Here we are, approaching another Banned Books Week (9/25-10/2), and the haters are already crawling out of their dank, dismal crevices to wreak their havoc. The current threat against our freedom to read what we choose, and to offer quality literature to students is one Wesley Scroggins. You can read his rant here. He has attacked several books in his letter to the editor, but the one that is causing the troops to rally the most is Laurie Halse Anderson's Speak. Laurie has responded to this newest crisis in censorship at her blog: Mad Woman in the Forest. It is a much more satisfying read than Mr. Scroggins'.
Across the virtual world, people are sharing their experiences with Speak to give support to Halse Anderson and to speak out against censorship. I am joining them, because I think Speak is such an important book. Many people can share how this book touched them personally, allowed them to find their own voice and speak out about the problems in their lives that, before reading Speak, had remained buried. That is the power of the written word.
But one does not need to have shared the experiences of the main character in Speak to have a powerful reaction to the book. I used this book the last two years that I taught 8th grade, at the end of the school year when the students' excitement and trepidation for entering high school was beginning to grow. I framed the unit around essential questions of decision-making and consequences. Students examined the multitude of relationships present in the book to see that the problems experienced by the main character were compounded by the decisions, inaction, and apathy of others around her. More than any other book I used in the classroom, students connected to this book. It made them evaluate their own relationships with friends, parents, peers, and teachers. As a teacher, it made me look more closely at every student.
Two instances illustrate the fact that this book truly touches readers. Because I used it at the end of the year, I had students working on their final projects right up until and including ON the last day of school. They did not complain, they worked with great zeal and put forth such effort to create a collage that would capture the theme of the book:
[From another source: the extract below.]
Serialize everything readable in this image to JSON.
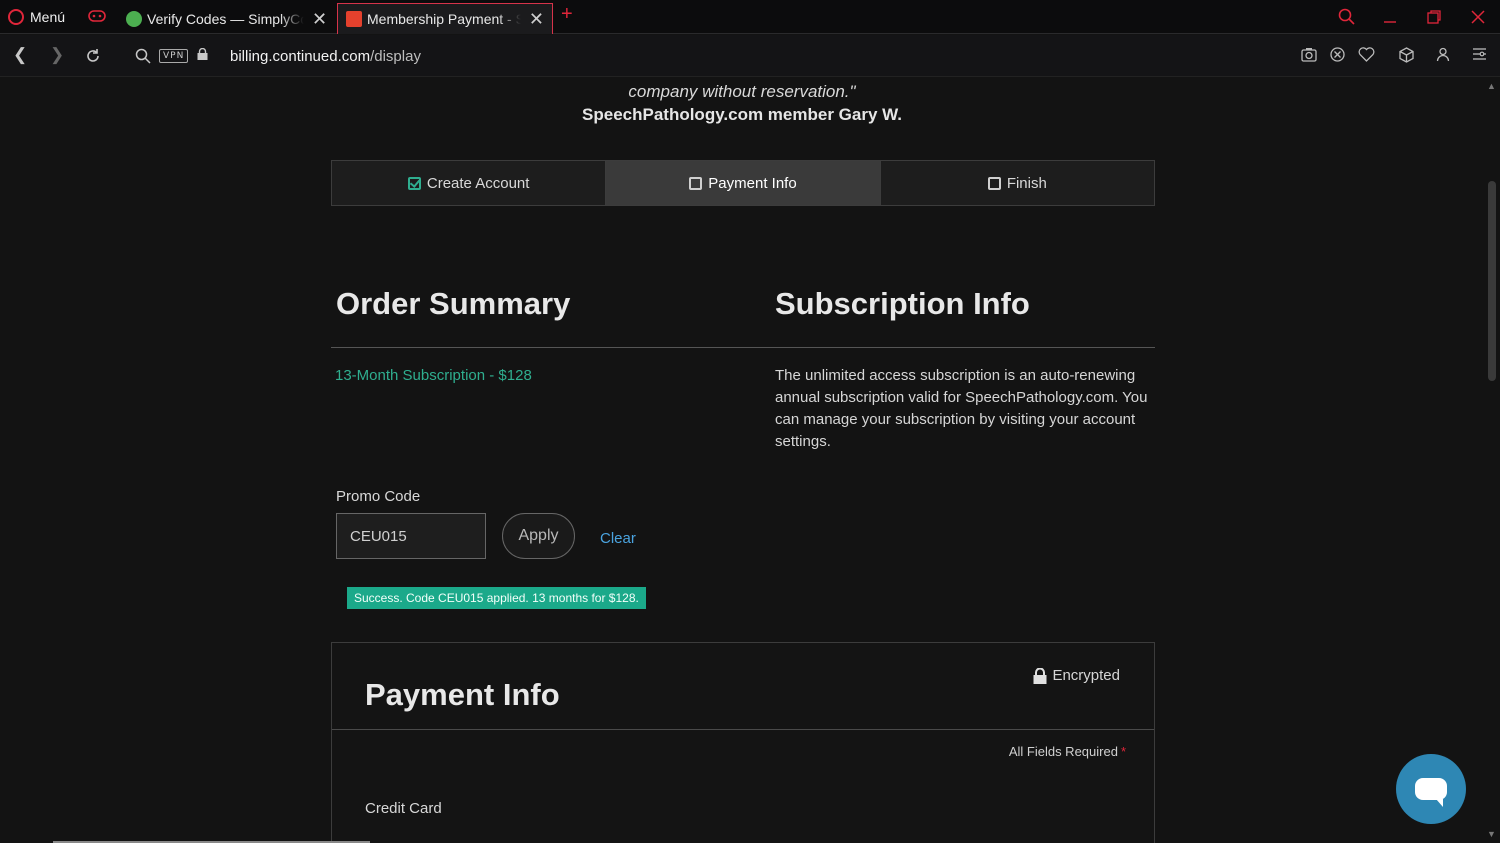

or to write a "letter in a bottle," in a theme-decorated bottle, to tell someone else why they should read the book:
or to create their own piece of art:
Their work showed their depth of thinking and understanding.
The second instance occurred a year or two later. Speak was made into a movie after I used it in the classroom. After it was broadcast, I couldn't even count how many students made a special trip back to the middle school to leave notes in my mailbox. They wanted to make sure I had seen it. Some of them wanted to thank me for "making" them read it, and many of them wanted to tell me that the movie could in no way, shape, or form, compete with the book. Laurie Halse Anderson's writing showed them that a good book can outshine a movie like a thousand suns. She has created many readers with her book.
I ran into my own problems with censorship and Speak. I had a mother who requested her daughter not read it. I had no problem with that (other than the fact that I personally felt she was robbing her daughter of a valuable reading experience...even if she believed it couldn't happen to her child, who's to say it couldn't happen to her daughter's best friend?) But parents have a right to decide if there is something they do not want their child to read. What they should not have the right to do is to attempt to enforce that censorship on other students. This mother tried, taking her complaints to the principal.
Thankfully, he had faith in my abilities to take a tough topic and to make it relevant and appropriate for my students. Many administrators don't have the backbone to stand up to vocal parents. I am proud of the fact that my administrator and the students I taught using this novel have the tools they need to Speak Loudly.